Extracted entries START

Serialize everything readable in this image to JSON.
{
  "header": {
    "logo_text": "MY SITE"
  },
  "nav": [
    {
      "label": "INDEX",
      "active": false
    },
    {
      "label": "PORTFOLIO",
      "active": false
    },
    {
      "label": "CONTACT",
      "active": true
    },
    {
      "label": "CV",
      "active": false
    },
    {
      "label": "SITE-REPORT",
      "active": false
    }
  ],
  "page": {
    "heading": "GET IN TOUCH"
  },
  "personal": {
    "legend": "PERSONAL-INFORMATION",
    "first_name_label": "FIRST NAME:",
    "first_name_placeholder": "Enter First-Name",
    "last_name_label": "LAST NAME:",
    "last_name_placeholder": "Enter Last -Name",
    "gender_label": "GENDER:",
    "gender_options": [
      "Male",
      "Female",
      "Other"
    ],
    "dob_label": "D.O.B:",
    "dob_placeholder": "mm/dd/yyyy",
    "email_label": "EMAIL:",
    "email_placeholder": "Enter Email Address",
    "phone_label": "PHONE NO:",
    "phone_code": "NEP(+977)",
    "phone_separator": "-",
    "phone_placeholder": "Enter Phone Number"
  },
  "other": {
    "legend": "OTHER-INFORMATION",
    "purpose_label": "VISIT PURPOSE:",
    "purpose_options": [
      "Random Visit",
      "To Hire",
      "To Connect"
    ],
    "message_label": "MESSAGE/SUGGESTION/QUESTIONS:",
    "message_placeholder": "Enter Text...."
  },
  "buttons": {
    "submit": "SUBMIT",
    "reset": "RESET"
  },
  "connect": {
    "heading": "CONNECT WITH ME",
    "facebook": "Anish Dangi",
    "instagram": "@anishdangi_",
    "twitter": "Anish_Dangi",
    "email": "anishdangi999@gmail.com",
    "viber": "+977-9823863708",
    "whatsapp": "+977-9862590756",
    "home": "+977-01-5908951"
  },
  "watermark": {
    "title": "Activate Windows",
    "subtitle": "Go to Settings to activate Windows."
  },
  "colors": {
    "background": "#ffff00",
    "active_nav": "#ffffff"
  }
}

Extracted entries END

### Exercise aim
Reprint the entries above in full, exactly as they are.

### Task result
Serialize everything readable in this image to JSON.
{
  "header": {
    "logo_text": "MY SITE"
  },
  "nav": [
    {
      "label": "INDEX",
      "active": false
    },
    {
      "label": "PORTFOLIO",
      "active": false
    },
    {
      "label": "CONTACT",
      "active": true
    },
    {
      "label": "CV",
      "active": false
    },
    {
      "label": "SITE-REPORT",
      "active": false
    }
  ],
  "page": {
    "heading": "GET IN TOUCH"
  },
  "personal": {
    "legend": "PERSONAL-INFORMATION",
    "first_name_label": "FIRST NAME:",
    "first_name_placeholder": "Enter First-Name",
    "last_name_label": "LAST NAME:",
    "last_name_placeholder": "Enter Last -Name",
    "gender_label": "GENDER:",
    "gender_options": [
      "Male",
      "Female",
      "Other"
    ],
    "dob_label": "D.O.B:",
    "dob_placeholder": "mm/dd/yyyy",
    "email_label": "EMAIL:",
    "email_placeholder": "Enter Email Address",
    "phone_label": "PHONE NO:",
    "phone_code": "NEP(+977)",
    "phone_separator": "-",
    "phone_placeholder": "Enter Phone Number"
  },
  "other": {
    "legend": "OTHER-INFORMATION",
    "purpose_label": "VISIT PURPOSE:",
    "purpose_options": [
      "Random Visit",
      "To Hire",
      "To Connect"
    ],
    "message_label": "MESSAGE/SUGGESTION/QUESTIONS:",
    "message_placeholder": "Enter Text...."
  },
  "buttons": {
    "submit": "SUBMIT",
    "reset": "RESET"
  },
  "connect": {
    "heading": "CONNECT WITH ME",
    "facebook": "Anish Dangi",
    "instagram": "@anishdangi_",
    "twitter": "Anish_Dangi",
    "email": "anishdangi999@gmail.com",
    "viber": "+977-9823863708",
    "whatsapp": "+977-9862590756",
    "home": "+977-01-5908951"
  },
  "watermark": {
    "title": "Activate Windows",
    "subtitle": "Go to Settings to activate Windows."
  },
  "colors": {
    "background": "#ffff00",
    "active_nav": "#ffffff"
  }
}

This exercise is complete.